According to James P. Redeker, the Commissioner of the Connecticut Department of Transportation, the route will soon be easier. Part of the oft maligned* New Britain-Hartford Busway will include a bike path, allowing cyclists to make this very trek without wondering when the shoulder is going to suddenly drop off or which driver is going to back out of his driveway without checking his rearview mirror first. Though this will not be completed overnight, having a reduced risk route between these two cities increases job options for many, including myself.
The New Britain-Hartford Busway development was not the only change Redeker mentioned in his keynote address at the Bike Walk Connecticut Annual Dinner. His Powerpoint showed improvements and proposed changes to infrastructure statewide, from closing gaps in bike trails to installing bicycle racks at train stations. He noted how resistant Metro-North has been to bike racks on trains, even when others were willing to foot the bill.
He said that sometimes a bit of public embarrassment is just the ticket to getting others to do the right thing.
For years, the CT DOT has had a reputation for dismissing the needs of cyclists and pedestrians outright. Redeker's speech Tuesday evening intended to assure the public that the DOT has begun to move in a new (or very retro) direction by supporting the need of all residents to safely move from place-to-place.
Professor and author, Mary Collins, in her welcome speech, spoke of the importance of movement and how our youth yearn for it. She is the award-winning author of American Idle: A Journey through our Sedentary Culture.
When she had her own students at Central Connecticut State University consider movement in our culture, it became clear to her that gaming and virtual reality could not replace the need that many have for moving around outdoors, whether that happens on a frozen lake or on a basketball court.
Ray Rauth, the first chair of the CT Bicycle and Pedestrian Advisory Board, was the recipient of the President's Award.
Supporters, particularly those who were silent auction winners, left the event in high spirits, maybe energized by Redeker's urging for advocates to remain in touch with him and stay on the DOT to continue making more people- and earth-friendly decisions about our state's infrastructure.
Again, as with last year's fundraiser, very few people rode. Though there was rain last time, the weather was ideal for riding last night: clear and crisp.

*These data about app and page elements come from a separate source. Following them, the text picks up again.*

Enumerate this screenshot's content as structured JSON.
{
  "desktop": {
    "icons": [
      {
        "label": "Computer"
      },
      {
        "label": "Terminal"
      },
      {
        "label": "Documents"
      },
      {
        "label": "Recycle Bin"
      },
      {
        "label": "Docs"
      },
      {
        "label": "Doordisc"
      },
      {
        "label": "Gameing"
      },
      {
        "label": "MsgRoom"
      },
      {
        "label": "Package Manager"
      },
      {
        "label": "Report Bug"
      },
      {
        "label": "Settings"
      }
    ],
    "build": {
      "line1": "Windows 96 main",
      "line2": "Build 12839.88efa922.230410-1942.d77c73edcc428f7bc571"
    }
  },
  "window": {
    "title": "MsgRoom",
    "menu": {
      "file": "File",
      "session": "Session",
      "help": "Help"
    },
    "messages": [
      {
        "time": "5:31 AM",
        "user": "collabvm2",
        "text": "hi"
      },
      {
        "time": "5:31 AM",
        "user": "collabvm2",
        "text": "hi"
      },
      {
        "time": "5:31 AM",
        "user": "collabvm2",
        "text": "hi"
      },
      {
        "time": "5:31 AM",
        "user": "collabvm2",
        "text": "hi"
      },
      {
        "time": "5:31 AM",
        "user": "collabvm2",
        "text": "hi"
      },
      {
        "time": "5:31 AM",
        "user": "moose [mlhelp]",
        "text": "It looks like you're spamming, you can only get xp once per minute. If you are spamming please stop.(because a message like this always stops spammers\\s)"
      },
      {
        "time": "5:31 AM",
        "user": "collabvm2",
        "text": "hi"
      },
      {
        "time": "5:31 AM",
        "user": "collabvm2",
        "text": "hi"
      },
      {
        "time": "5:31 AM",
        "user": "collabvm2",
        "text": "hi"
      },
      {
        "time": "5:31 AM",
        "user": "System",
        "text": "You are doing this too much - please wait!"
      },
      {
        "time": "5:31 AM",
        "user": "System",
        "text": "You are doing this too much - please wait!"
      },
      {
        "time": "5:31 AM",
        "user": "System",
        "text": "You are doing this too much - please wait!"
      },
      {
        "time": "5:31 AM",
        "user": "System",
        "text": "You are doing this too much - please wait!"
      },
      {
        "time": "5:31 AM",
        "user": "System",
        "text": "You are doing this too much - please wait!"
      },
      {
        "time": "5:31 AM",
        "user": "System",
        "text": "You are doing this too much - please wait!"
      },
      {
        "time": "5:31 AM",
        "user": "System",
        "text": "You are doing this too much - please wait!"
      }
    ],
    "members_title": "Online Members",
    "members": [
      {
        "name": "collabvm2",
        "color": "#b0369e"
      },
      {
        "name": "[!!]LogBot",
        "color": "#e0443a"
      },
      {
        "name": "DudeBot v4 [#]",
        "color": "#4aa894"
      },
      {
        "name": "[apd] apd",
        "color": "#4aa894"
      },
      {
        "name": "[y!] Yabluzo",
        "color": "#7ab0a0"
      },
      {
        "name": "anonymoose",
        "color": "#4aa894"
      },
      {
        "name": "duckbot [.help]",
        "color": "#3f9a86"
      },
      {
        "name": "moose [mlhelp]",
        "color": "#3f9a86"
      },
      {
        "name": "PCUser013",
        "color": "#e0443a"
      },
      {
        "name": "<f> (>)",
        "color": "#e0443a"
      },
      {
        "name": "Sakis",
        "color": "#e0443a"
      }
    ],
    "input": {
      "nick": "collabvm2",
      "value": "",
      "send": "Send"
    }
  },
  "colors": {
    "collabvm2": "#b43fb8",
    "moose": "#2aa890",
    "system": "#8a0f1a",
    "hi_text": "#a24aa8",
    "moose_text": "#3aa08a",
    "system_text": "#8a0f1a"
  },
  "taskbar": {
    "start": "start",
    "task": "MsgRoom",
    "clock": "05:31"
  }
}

One can only speculate the reasons for this-- no time after work? Fair enough. Afraid of riding at night? Be more visible. Uneasy with riding in an area that is not exactly bicycle friendly? Good point. Too far? There were plenty of folk in attendance who live within ten miles.
If bicycle and pedestrian advocates are not willing to ride to their own events, what hope is there for getting others on board?
*I suspect that much of the Busway hate is mainly not because it involves a bus instead of a train, but because of the deep fear off all things urban. What would happen when Hard Hittin' and Hartford are linked up more easily? There goes the neighborhood!